Respiratory therapists looking for a job today are in an enviable position. Burnout from the pandemic has combined with the “great resignation” to cause a lot of open positions, and hospitals and other employers are scrambling to fill these vacancies.
But interviewing in a hot job market isn’t the picnic you’d think it would be. You still want to select the best employer for your unique wants and needs, which means carefully treading through the interviewing process.
Here are eight tips you can use to make sure you end up with the job you want –
- Look before you leap: Before you send out any resumes, take some time to think about your goals for your career, both over the short-term and the long-term. Make a list of the things most important to you and use that list throughout your job search to ensure you stay on track with your goals and objectives.

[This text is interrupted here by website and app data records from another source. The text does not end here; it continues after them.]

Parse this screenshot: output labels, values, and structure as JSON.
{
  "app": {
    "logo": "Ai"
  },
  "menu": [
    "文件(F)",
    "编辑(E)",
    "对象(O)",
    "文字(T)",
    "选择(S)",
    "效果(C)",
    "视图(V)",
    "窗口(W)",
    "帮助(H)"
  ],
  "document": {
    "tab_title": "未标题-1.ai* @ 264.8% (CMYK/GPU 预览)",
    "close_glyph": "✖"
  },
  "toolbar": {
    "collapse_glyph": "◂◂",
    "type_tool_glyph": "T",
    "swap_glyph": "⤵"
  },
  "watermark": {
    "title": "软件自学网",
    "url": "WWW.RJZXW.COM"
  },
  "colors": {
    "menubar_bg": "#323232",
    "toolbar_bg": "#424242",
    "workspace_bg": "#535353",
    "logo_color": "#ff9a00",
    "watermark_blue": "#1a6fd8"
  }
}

- Work/life balance: In addition to considering your career goals, think about your life outside of work and how you want your career to fit into that balance. Add those factors to your list.

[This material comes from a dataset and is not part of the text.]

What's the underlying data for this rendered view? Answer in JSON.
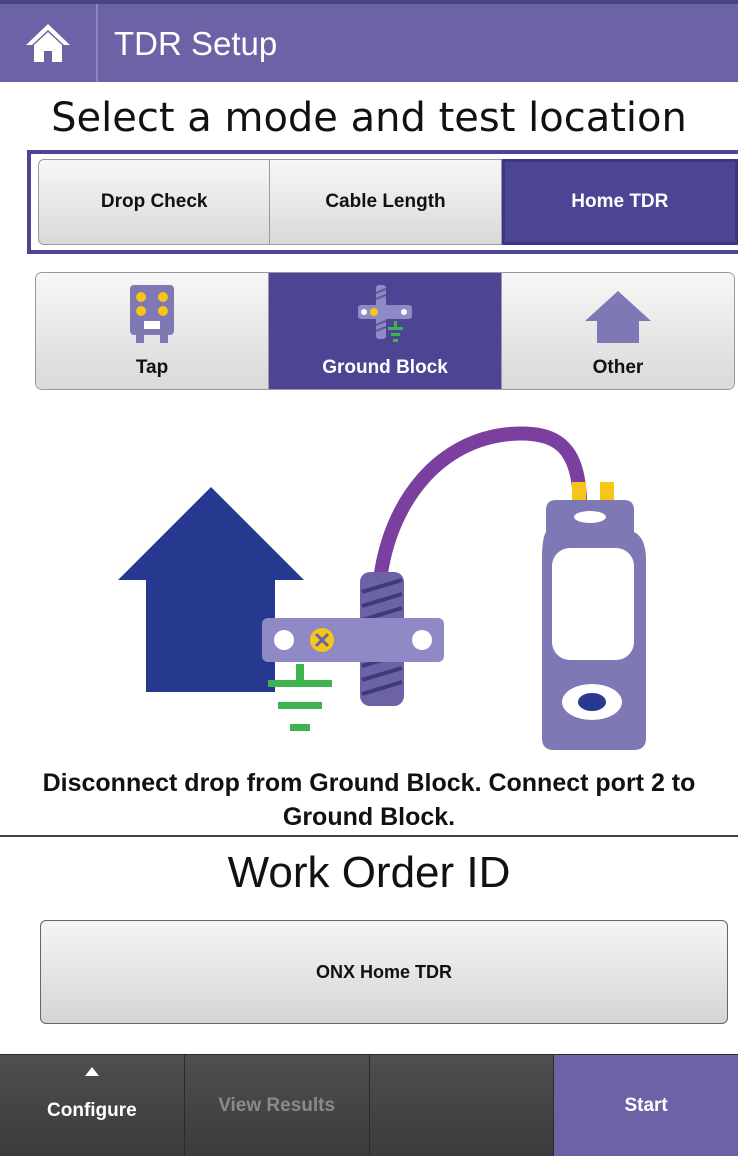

- Choose wisely: There are probably open positions in several facilities in your area. Research the facilities to get an idea of what it would be like to work there and whether you would fit in with the culture and mission of the organization. Apply only for those positions that you feel strongly would meet your needs.

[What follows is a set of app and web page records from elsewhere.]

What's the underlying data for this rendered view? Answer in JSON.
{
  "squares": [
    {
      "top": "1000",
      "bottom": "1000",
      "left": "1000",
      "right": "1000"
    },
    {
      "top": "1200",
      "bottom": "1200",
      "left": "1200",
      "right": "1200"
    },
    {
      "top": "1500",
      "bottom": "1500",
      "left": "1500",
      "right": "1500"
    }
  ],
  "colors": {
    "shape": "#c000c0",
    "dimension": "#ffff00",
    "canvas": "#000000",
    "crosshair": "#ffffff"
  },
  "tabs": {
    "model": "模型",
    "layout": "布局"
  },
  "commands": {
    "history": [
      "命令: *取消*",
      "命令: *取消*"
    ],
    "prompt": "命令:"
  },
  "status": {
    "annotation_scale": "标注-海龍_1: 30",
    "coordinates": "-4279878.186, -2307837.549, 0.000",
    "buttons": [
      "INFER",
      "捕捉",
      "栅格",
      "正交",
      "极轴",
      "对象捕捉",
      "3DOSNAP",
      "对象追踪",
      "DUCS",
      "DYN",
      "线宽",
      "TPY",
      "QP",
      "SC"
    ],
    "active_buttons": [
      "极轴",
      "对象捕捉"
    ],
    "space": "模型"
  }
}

- Don’t pre-judge: If you end up with multiple job interviews, you’ll probably want to rank them based on what you already know about the facilities. Don’t do it! Approach each interview with an open mind and give the hiring all the managers an equal opportunity to show you why you should come to work for them.
- Be open and honest: In this market, hiring managers figure you’ll have more than one interview. So if they ask, be honest, but make it clear that you appreciate the chance to interview and will take any offer they might make just as seriously as any other offer you might get.
- It’s okay to ask for time: What if you go to interview one and they make you an offer before you attend interview two or three? Respond promptly, thanking them for the offer and letting them know you appreciate the opportunity and look forward to reviewing the job specifics and making your decision. Then ask them if it would be okay if you let them know by a specific date in the near future that will buy you the time you need to go to your other interview(s).
- Leave leverage out of it: What you don’t want to do in the case of multiple interviews or offers is pit one potential employer against another. Hiring managers will be reluctant to get into a bidding war, either on salary or any other aspect of the job, and if you try to force their hand, it could backfire on you by making them walk away from the table.
- Tie up loose ends: In the end, you can only take one new job. Don’t forget to email the other facilities that offered you a position and let them know you’ve made a decision. Be sure to thank them again for their interest and let them know you appreciate their offer. Respiratory care is a tight-knit profession, and you will likely run into these same people as your career moves forward. You want to leave them with a good impression.
It is certainly nice to be in demand. However, one of the most important things you can do is show the hiring manager that you will be a valuable team player if you decide to come on board.